Workforce Development

Emerging Leader in Microbusiness on Her Fellowship Experience

October 10, 2013  • Celina Pena, Guest Blogger

Celina Pena is the chief program officer at Accion Texas, a designated community development financial institution (CDFI) whose mission is to provide credit and services to small businesses and entrepreneurs who do not have access to loans from commercial sources. Pena participated in the inaugural class of the ELM2 Fellowship, which has just opened the application process for its second round of Fellows in the microbusiness field. The deadline to apply is November 15.

Cleaning the restrooms, making coffee, calling customers for payment, consulting clients eager for a resolution on their cases. These were my days during a typical summer as a youth and young professional at my dad’s law office. Some folks would say, “You have it easy as the bosses’ daughter.” Little did they know I clocked in, worked my best to provide impeccable quality, and truly enjoyed contributing to my parent’s business. This, in effect, lifted all my family. Today, as a microfinance professional I look back to those times quite often, because it reminds me of the entrepreneurs and communities we serve. 

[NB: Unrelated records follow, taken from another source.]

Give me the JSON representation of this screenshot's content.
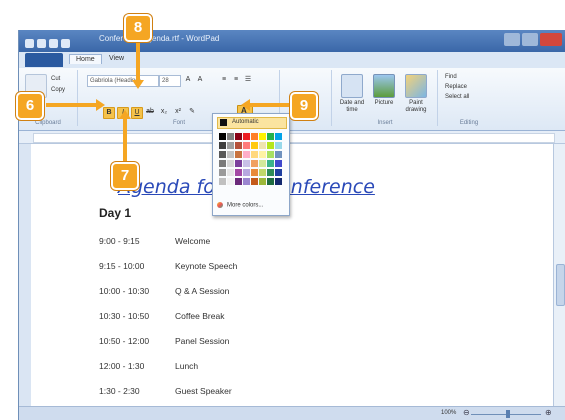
{
  "window": {
    "title": "Conference Agenda.rtf - WordPad"
  },
  "tabs": [
    {
      "label": "Home"
    },
    {
      "label": "View"
    }
  ],
  "ribbon": {
    "clipboard": {
      "cut": "Cut",
      "copy": "Copy",
      "label": "Clipboard"
    },
    "font": {
      "family": "Gabriola (Heading)",
      "size": "28",
      "label": "Font"
    },
    "insert": {
      "date_time": "Date and time",
      "picture": "Picture",
      "paint": "Paint drawing",
      "label": "Insert"
    },
    "editing": {
      "find": "Find",
      "replace": "Replace",
      "select_all": "Select all",
      "label": "Editing"
    }
  },
  "font_color_menu": {
    "automatic": "Automatic",
    "more_colors": "More colors...",
    "colors": [
      [
        "#000000",
        "#7f7f7f",
        "#880015",
        "#ed1c24",
        "#ff7f27",
        "#fff200",
        "#22b14c",
        "#00a2e8"
      ],
      [
        "#3f3f3f",
        "#a0a0a0",
        "#b5523b",
        "#ff7b7b",
        "#ffc90e",
        "#efe4b0",
        "#b5e61d",
        "#99d9ea"
      ],
      [
        "#595959",
        "#c3c3c3",
        "#c8733f",
        "#ffaec9",
        "#ffd87c",
        "#fff3a5",
        "#a8e061",
        "#7092be"
      ],
      [
        "#7a7a7a",
        "#d6d6d6",
        "#7b3f9c",
        "#c8bfe7",
        "#f0a060",
        "#d3e89b",
        "#3ab28a",
        "#3f48cc"
      ],
      [
        "#9a9a9a",
        "#e6e6e6",
        "#a349a4",
        "#b7a8e0",
        "#e88a3a",
        "#c0d86a",
        "#2e8b57",
        "#1f3fa0"
      ],
      [
        "#c0c0c0",
        "#f2f2f2",
        "#6b2a7a",
        "#9b86d0",
        "#c45a1a",
        "#9cb83a",
        "#1e6b40",
        "#14286e"
      ]
    ]
  },
  "document": {
    "heading": "Agenda for the Conference",
    "day": "Day 1",
    "rows": [
      {
        "time": "9:00 - 9:15",
        "event": "Welcome"
      },
      {
        "time": "9:15 - 10:00",
        "event": "Keynote Speech"
      },
      {
        "time": "10:00 - 10:30",
        "event": "Q & A Session"
      },
      {
        "time": "10:30 - 10:50",
        "event": "Coffee Break"
      },
      {
        "time": "10:50 - 12:00",
        "event": "Panel Session"
      },
      {
        "time": "12:00 - 1:30",
        "event": "Lunch"
      },
      {
        "time": "1:30 - 2:30",
        "event": "Guest Speaker"
      }
    ]
  },
  "status": {
    "zoom": "100%"
  },
  "callouts": [
    "6",
    "7",
    "8",
    "9"
  ]
}
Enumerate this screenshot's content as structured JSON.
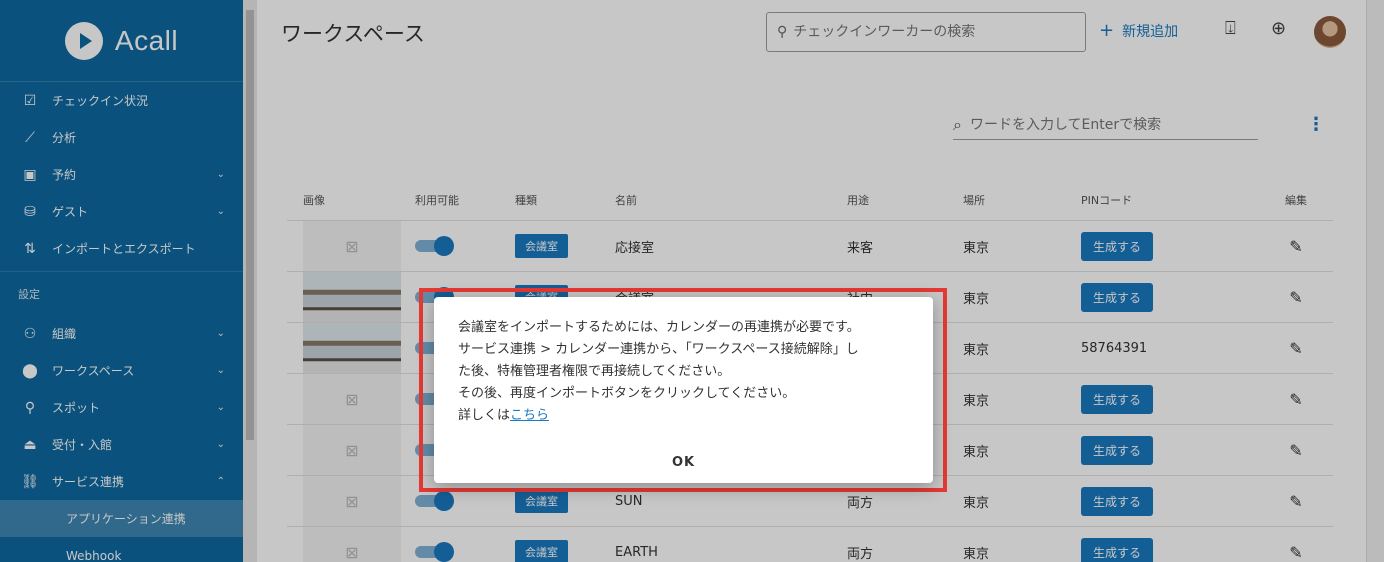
{
  "app": {
    "brand": "Acall"
  },
  "sidebar": {
    "items": [
      {
        "label": "チェックイン状況",
        "icon": "checkbox-icon",
        "glyph": "☑",
        "chevron": ""
      },
      {
        "label": "分析",
        "icon": "chart-icon",
        "glyph": "⟋",
        "chevron": ""
      },
      {
        "label": "予約",
        "icon": "calendar-icon",
        "glyph": "▣",
        "chevron": "⌄"
      },
      {
        "label": "ゲスト",
        "icon": "guest-icon",
        "glyph": "⛁",
        "chevron": "⌄"
      },
      {
        "label": "インポートとエクスポート",
        "icon": "import-export-icon",
        "glyph": "⇅",
        "chevron": ""
      }
    ],
    "section_label": "設定",
    "settings_items": [
      {
        "label": "組織",
        "icon": "people-icon",
        "glyph": "⚇",
        "chevron": "⌄"
      },
      {
        "label": "ワークスペース",
        "icon": "location-pin-icon",
        "glyph": "⬤",
        "chevron": "⌄"
      },
      {
        "label": "スポット",
        "icon": "spot-pin-icon",
        "glyph": "⚲",
        "chevron": "⌄"
      },
      {
        "label": "受付・入館",
        "icon": "reception-icon",
        "glyph": "⏏",
        "chevron": "⌄"
      },
      {
        "label": "サービス連携",
        "icon": "integration-icon",
        "glyph": "⛓",
        "chevron": "⌃"
      }
    ],
    "sub_items": [
      {
        "label": "アプリケーション連携",
        "active": true
      },
      {
        "label": "Webhook",
        "active": false
      }
    ]
  },
  "header": {
    "title": "ワークスペース",
    "search_placeholder": "チェックインワーカーの検索",
    "new_label": "新規追加"
  },
  "main": {
    "search_placeholder": "ワードを入力してEnterで検索"
  },
  "table": {
    "columns": [
      "画像",
      "利用可能",
      "種類",
      "名前",
      "用途",
      "場所",
      "PINコード",
      "編集"
    ],
    "rows": [
      {
        "image": "none",
        "type": "会議室",
        "name": "応接室",
        "use": "来客",
        "location": "東京",
        "pin": "生成する",
        "pin_is_button": true
      },
      {
        "image": "photo",
        "type": "会議室",
        "name": "会議室",
        "use": "社内",
        "location": "東京",
        "pin": "生成する",
        "pin_is_button": true
      },
      {
        "image": "photo",
        "type": "",
        "name": "",
        "use": "",
        "location": "東京",
        "pin": "58764391",
        "pin_is_button": false
      },
      {
        "image": "none",
        "type": "",
        "name": "",
        "use": "",
        "location": "東京",
        "pin": "生成する",
        "pin_is_button": true
      },
      {
        "image": "none",
        "type": "",
        "name": "",
        "use": "",
        "location": "東京",
        "pin": "生成する",
        "pin_is_button": true
      },
      {
        "image": "none",
        "type": "会議室",
        "name": "SUN",
        "use": "両方",
        "location": "東京",
        "pin": "生成する",
        "pin_is_button": true
      },
      {
        "image": "none",
        "type": "会議室",
        "name": "EARTH",
        "use": "両方",
        "location": "東京",
        "pin": "生成する",
        "pin_is_button": true
      }
    ]
  },
  "dialog": {
    "line1": "会議室をインポートするためには、カレンダーの再連携が必要です。",
    "line2": "サービス連携 > カレンダー連携から、「ワークスペース接続解除」し",
    "line3": "た後、特権管理者権限で再接続してください。",
    "line4": "その後、再度インポートボタンをクリックしてください。",
    "line5_prefix": "詳しくは",
    "link_label": "こちら",
    "ok_label": "OK"
  },
  "colors": {
    "sidebar": "#0e6aa0",
    "accent": "#1a79c0",
    "highlight": "#e53935"
  }
}
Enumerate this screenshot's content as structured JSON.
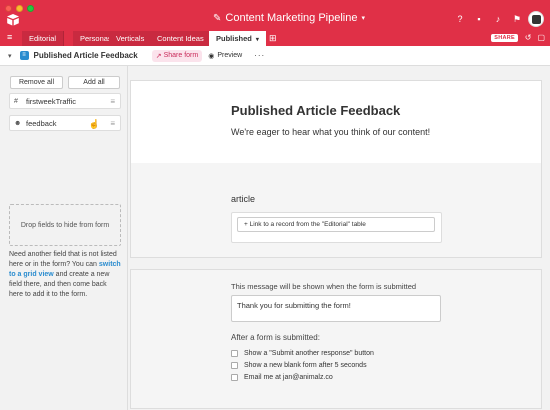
{
  "app": {
    "title": "Content Marketing Pipeline",
    "accent_color": "#e03047"
  },
  "tabs": [
    {
      "label": "Editorial"
    },
    {
      "label": "Personas"
    },
    {
      "label": "Verticals"
    },
    {
      "label": "Content Ideas"
    },
    {
      "label": "Published",
      "active": true
    }
  ],
  "header": {
    "share_label": "SHARE",
    "icons": [
      "help-icon",
      "bell-icon",
      "bell-icon",
      "avatar"
    ]
  },
  "viewbar": {
    "view_name": "Published Article Feedback",
    "share_form_label": "Share form",
    "preview_label": "Preview",
    "more_label": "···"
  },
  "sidebar": {
    "remove_all": "Remove all",
    "add_all": "Add all",
    "fields": [
      {
        "label": "firstweekTraffic",
        "icon": "hash-icon"
      },
      {
        "label": "feedback",
        "icon": "people-icon"
      }
    ],
    "dropzone": "Drop fields to hide from form",
    "help_pre": "Need another field that is not listed here or in the form? You can ",
    "help_link": "switch to a grid view",
    "help_post": " and create a new field there, and then come back here to add it to the form."
  },
  "form": {
    "title": "Published Article Feedback",
    "description": "We're eager to hear what you think of our content!",
    "field_label": "article",
    "link_button": "+ Link to a record from the \"Editorial\" table"
  },
  "submit": {
    "message_label": "This message will be shown when the form is submitted",
    "message_value": "Thank you for submitting the form!",
    "after_label": "After a form is submitted:",
    "options": [
      {
        "label": "Show a \"Submit another response\" button",
        "checked": false
      },
      {
        "label": "Show a new blank form after 5 seconds",
        "checked": false
      },
      {
        "label": "Email me at jan@animalz.co",
        "checked": false
      }
    ]
  }
}
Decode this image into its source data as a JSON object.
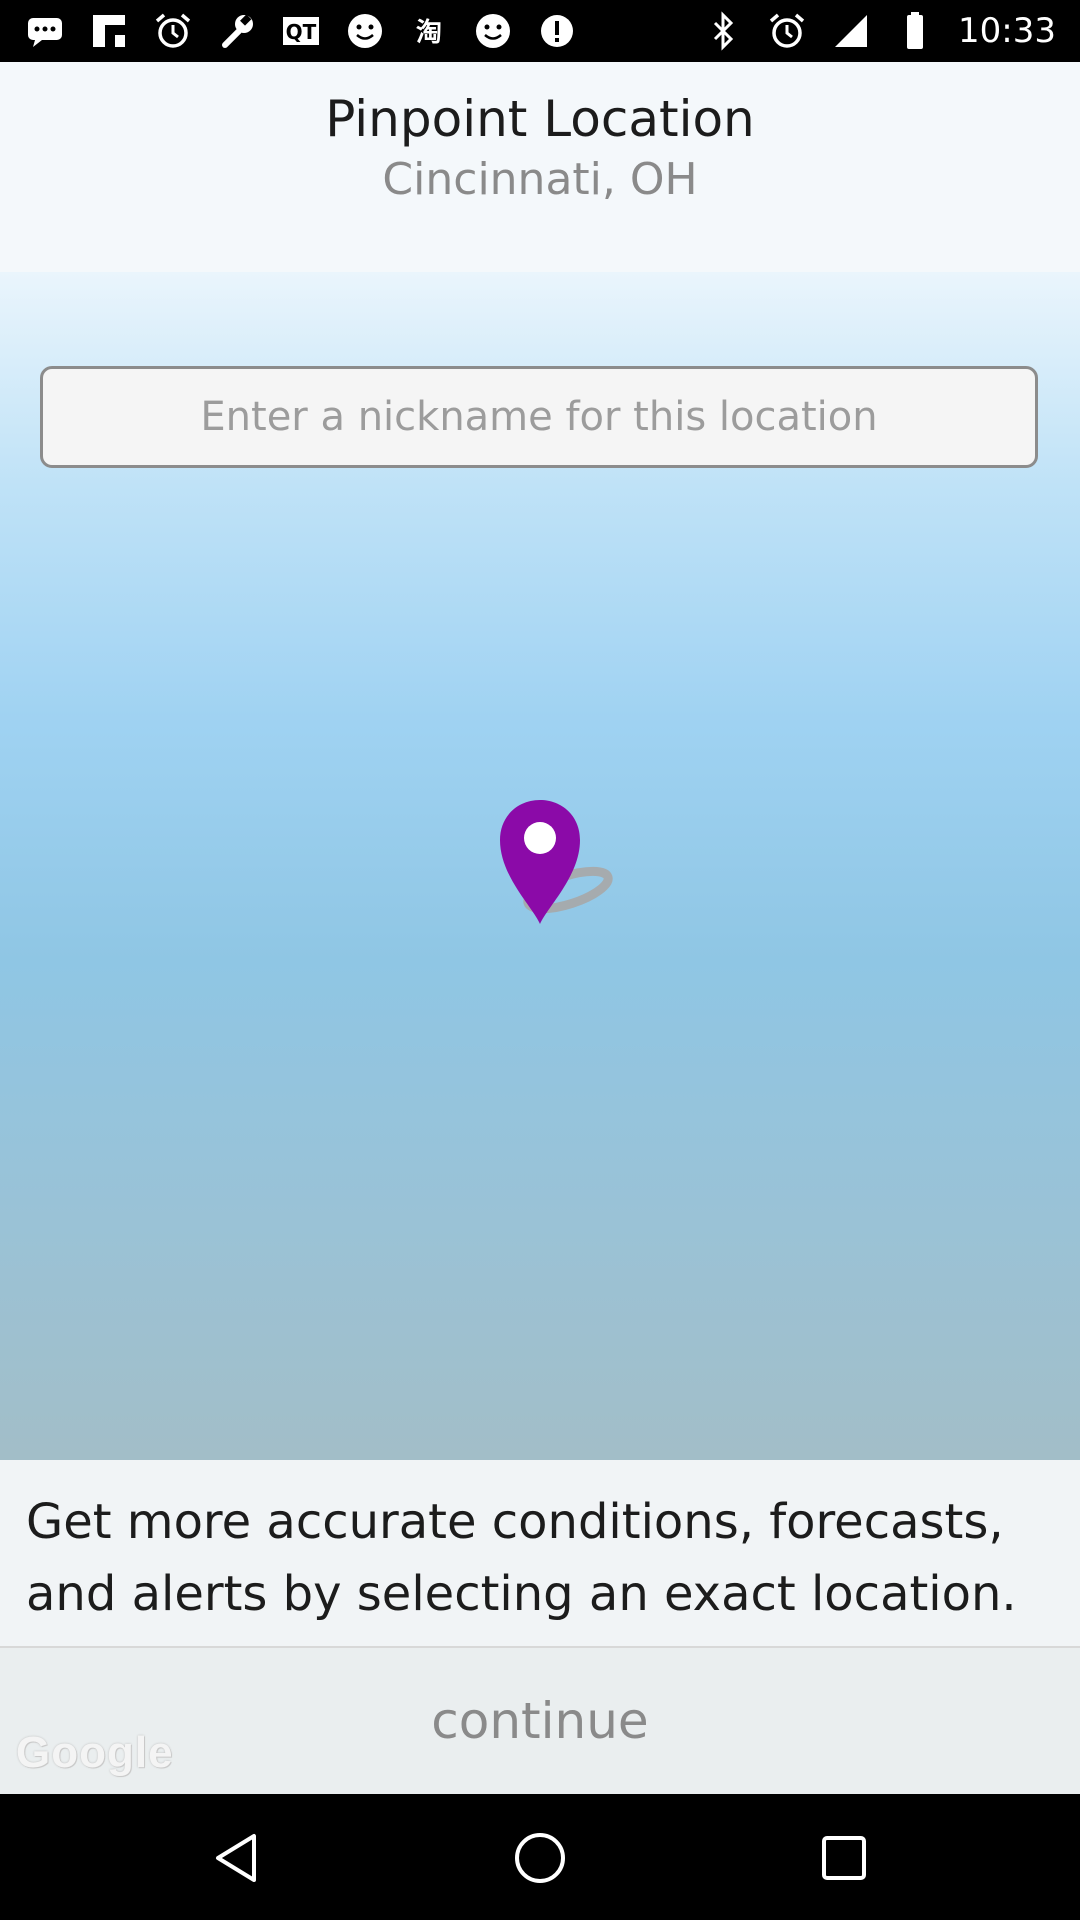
{
  "status_bar": {
    "time": "10:33",
    "left_icons": [
      "messages-icon",
      "flipboard-icon",
      "alarm-icon",
      "wrench-icon",
      "qt-icon",
      "smiley-icon",
      "translate-icon",
      "smiley-icon",
      "info-icon"
    ],
    "right_icons": [
      "bluetooth-icon",
      "alarm-icon",
      "signal-icon",
      "battery-icon"
    ]
  },
  "header": {
    "title": "Pinpoint Location",
    "subtitle": "Cincinnati, OH"
  },
  "nickname_input": {
    "placeholder": "Enter a nickname for this location",
    "value": ""
  },
  "map": {
    "pin_color": "#8b0aa8"
  },
  "info": {
    "text": "Get more accurate conditions, forecasts, and alerts by selecting an exact location."
  },
  "continue": {
    "label": "continue",
    "attribution": "Google"
  },
  "nav": {
    "buttons": [
      "back-icon",
      "home-icon",
      "recents-icon"
    ]
  }
}
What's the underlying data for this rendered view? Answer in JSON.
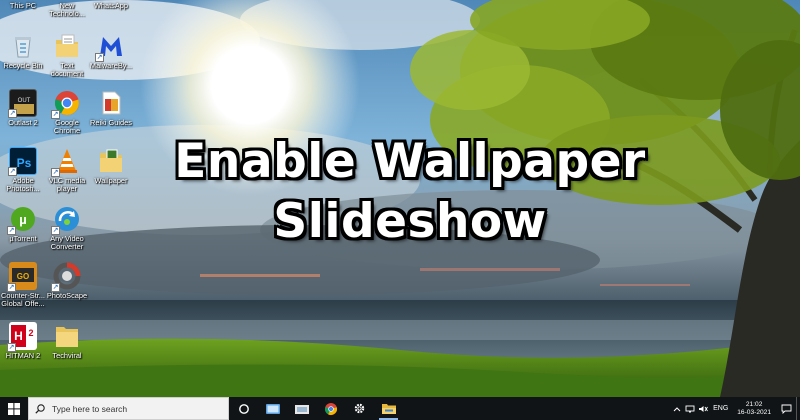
{
  "headline": {
    "line1": "Enable Wallpaper",
    "line2": "Slideshow"
  },
  "desktop_icons": [
    {
      "label": "This PC",
      "icon": "this-pc-icon"
    },
    {
      "label": "New Technolo...",
      "icon": "new-folder-icon"
    },
    {
      "label": "WhatsApp",
      "icon": "whatsapp-icon"
    },
    {
      "label": "Recycle Bin",
      "icon": "recycle-bin-icon"
    },
    {
      "label": "Text document",
      "icon": "text-document-icon"
    },
    {
      "label": "MalwareBy...",
      "icon": "malwarebytes-icon"
    },
    {
      "label": "Outlast 2",
      "icon": "outlast-icon"
    },
    {
      "label": "Google Chrome",
      "icon": "chrome-icon"
    },
    {
      "label": "Reiki Guides",
      "icon": "pdf-icon"
    },
    {
      "label": "Adobe Photosh...",
      "icon": "photoshop-icon"
    },
    {
      "label": "VLC media player",
      "icon": "vlc-icon"
    },
    {
      "label": "Wallpaper",
      "icon": "wallpaper-folder-icon"
    },
    {
      "label": "µTorrent",
      "icon": "utorrent-icon"
    },
    {
      "label": "Any Video Converter",
      "icon": "video-converter-icon"
    },
    {
      "label": "Counter-Str... Global Offe...",
      "icon": "csgo-icon"
    },
    {
      "label": "PhotoScape",
      "icon": "photoscape-icon"
    },
    {
      "label": "HITMAN 2",
      "icon": "hitman-icon"
    },
    {
      "label": "Techviral",
      "icon": "folder-icon"
    }
  ],
  "taskbar": {
    "search_placeholder": "Type here to search",
    "pinned_apps": [
      "task-view-icon",
      "tablet-icon",
      "file-explorer-icon",
      "chrome-icon",
      "settings-icon",
      "file-manager-icon"
    ],
    "language": "ENG",
    "time": "21:02",
    "date": "16-03-2021"
  },
  "colors": {
    "taskbar": "#101417",
    "search_box": "#f2f2f2",
    "headline_text": "#ffffff",
    "headline_outline": "#000000"
  }
}
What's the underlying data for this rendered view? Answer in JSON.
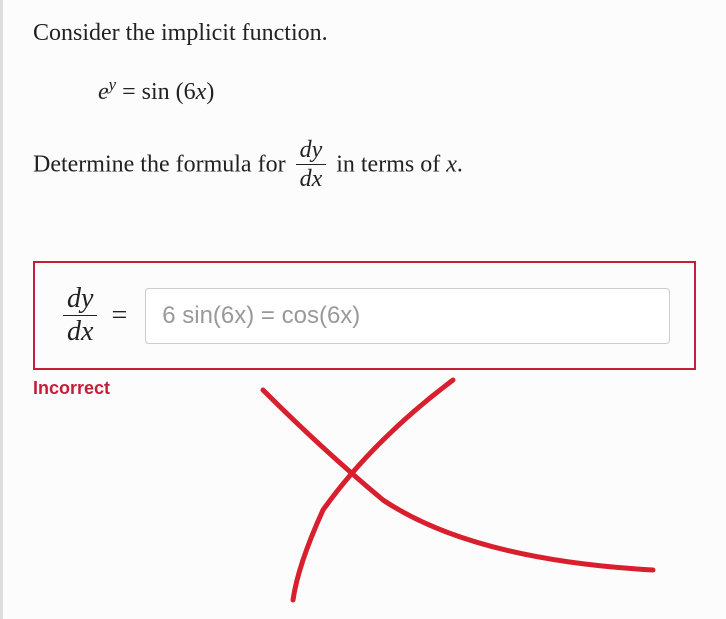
{
  "prompt1": "Consider the implicit function.",
  "equation_lhs": "e",
  "equation_sup": "y",
  "equation_eq": " = ",
  "equation_rhs": "sin (6",
  "equation_x": "x",
  "equation_close": ")",
  "prompt2_a": "Determine the formula for ",
  "frac_num": "dy",
  "frac_den": "dx",
  "prompt2_b": " in terms of ",
  "prompt2_x": "x",
  "prompt2_c": ".",
  "answer_frac_num": "dy",
  "answer_frac_den": "dx",
  "answer_eq": "=",
  "answer_value": "6 sin(6x) = cos(6x)",
  "feedback": "Incorrect"
}
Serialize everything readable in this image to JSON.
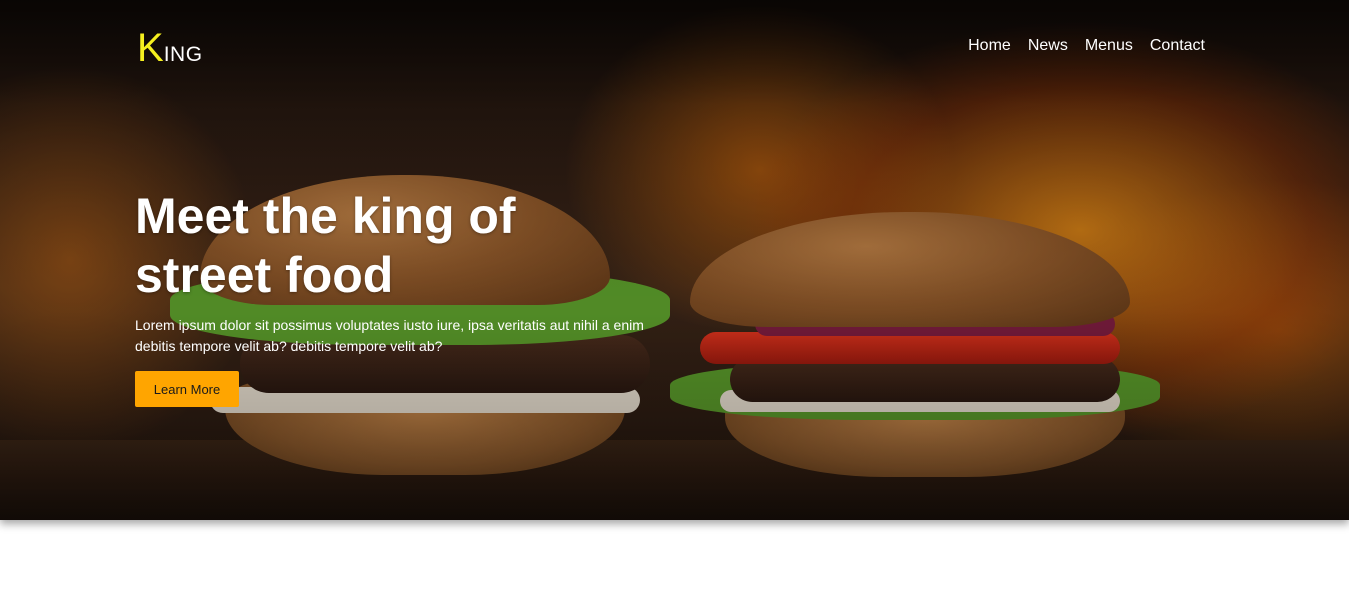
{
  "brand": {
    "initial": "K",
    "rest": "ING"
  },
  "nav": {
    "items": [
      {
        "label": "Home"
      },
      {
        "label": "News"
      },
      {
        "label": "Menus"
      },
      {
        "label": "Contact"
      }
    ]
  },
  "hero": {
    "title_line1": "Meet the king of",
    "title_line2": "street food",
    "text": "Lorem ipsum dolor sit possimus voluptates iusto iure, ipsa veritatis aut nihil a enim debitis tempore velit ab? debitis tempore velit ab?",
    "button_label": "Learn More",
    "image": "burgers-with-flames"
  },
  "colors": {
    "accent": "#ffa500",
    "logo": "#f5ef1f",
    "text": "#ffffff"
  }
}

As a young leader in the field, I knew I needed to grow to be able to further support Accion Texas’ mission. But I needed help. I wanted not only to work on Accion’s strategic plan; I wanted a strategic plan for myself. ELM2, a Fellowship run out of the FIELD program at the Aspen Institute, offered just that. It allowed me to share my talents, challenge my path of everyday thinking, celebrate and learn from amazing peers, and be open to pushing myself both mentally and professionally. But most importantly, it gave me connectivity to other cultivated leaders.

With ELM2, I got access to leadership at different levels — from the most qualified veterans in the field to my direct peers to leaders from other industries vital to the field’s success. The programs’ in-person meetings brought together these leaders so that the group of ELM2 Fellows could engage in conversations with them on critical topics facing the field. Each Fellow also developed an individual project over the course of the Fellowship and received input from peers support along the way. 

So how does an investment in leaders like me build the field? To me, in one word, the ELM2 program stands for “committed,” because of its dedication to microbusiness. The program had both a self-reflective and field-driven component. If you are in the field you know how important this is! After my time in ELM2, I am better equipped and much better connected, not only to advance my own organization, but to support my sister agencies in growth through technology and innovation. I also came back to Accion energized to support my colleagues and staff so that they challenge themselves to be better leaders and grow in the field as trailblazers.

This “small” investment in young leaders like me has the potential to make a big impact on the field. I, along with my peers in the Fellowship, are indeed starting to have the multiplier effect that the “squared” in the program’s name suggests. 

The ELM2 program is run by the FIELD program at the Aspen Institute and supported by Capital One. To read more about the ELM2 and other fellows, and to apply to the fellowship program, visit